In addition to the limited number of trained staff to address mental health issues across Bougainville, there are minimal resources to attend to people with severe mental disorders including those with psychotic disorders (schizophrenia, bipolar disorder, and other psychotic disorders), neuropsychiatric conditions/brain disorders, severe mood disorders and chronic traumatic stress disorders that are typically found in low-income, post-conflict settings.
At the time of writing, there is only one mental health nurse for the total Bougainville population of 254,000. Patients referred to the national hospital are assessed and treated by the mental health nurse supported by hospital physicians, noting that the hospital is distant from and difficult to access from many areas of Bougainville.
The only options for care for the more severely disturbed patients referred to the hospital are short-term accommodation in a centre designed principally to provide refuge for women experiencing domestic violence; being held in police cells with criminal offenders; or being transported by air (with medical and police escort) to the national capital, Port Moresby, for specialist treatment.

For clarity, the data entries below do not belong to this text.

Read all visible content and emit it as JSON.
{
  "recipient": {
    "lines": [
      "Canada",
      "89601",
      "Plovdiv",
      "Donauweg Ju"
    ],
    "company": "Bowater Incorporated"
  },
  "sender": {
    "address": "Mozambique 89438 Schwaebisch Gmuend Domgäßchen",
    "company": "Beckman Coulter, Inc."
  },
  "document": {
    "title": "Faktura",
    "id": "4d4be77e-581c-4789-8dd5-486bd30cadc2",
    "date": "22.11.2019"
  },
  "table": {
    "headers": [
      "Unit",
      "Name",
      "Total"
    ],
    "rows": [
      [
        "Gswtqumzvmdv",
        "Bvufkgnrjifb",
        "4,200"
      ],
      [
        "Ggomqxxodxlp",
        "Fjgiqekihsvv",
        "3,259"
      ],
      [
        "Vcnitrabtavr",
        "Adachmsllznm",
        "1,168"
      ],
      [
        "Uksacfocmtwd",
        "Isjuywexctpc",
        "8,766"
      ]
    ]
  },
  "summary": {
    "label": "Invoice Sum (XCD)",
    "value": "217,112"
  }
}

The inadequacies of the system add credence to observer reports that the mentally ill are at risk of neglect (and in some cases abuse) throughout Bougainville.
This brief overview indicates that while key individuals and agencies have worked valiantly over many years to address mental health and psycho-social issues, it is evident that the capacity within Bougainville to address them is severely limited relative to the demand.
On the positive side, important facilitating factors were made evident. A clear recognition of the need to address mental health was identified throughout the consultation process as was a strong interest in building Bougainville’s capacity to address these needs and the government’s interest in developing the necessary supportive policy and legislative framework.
This report was originally published in Keith Jackson’s PNG Attitude blog.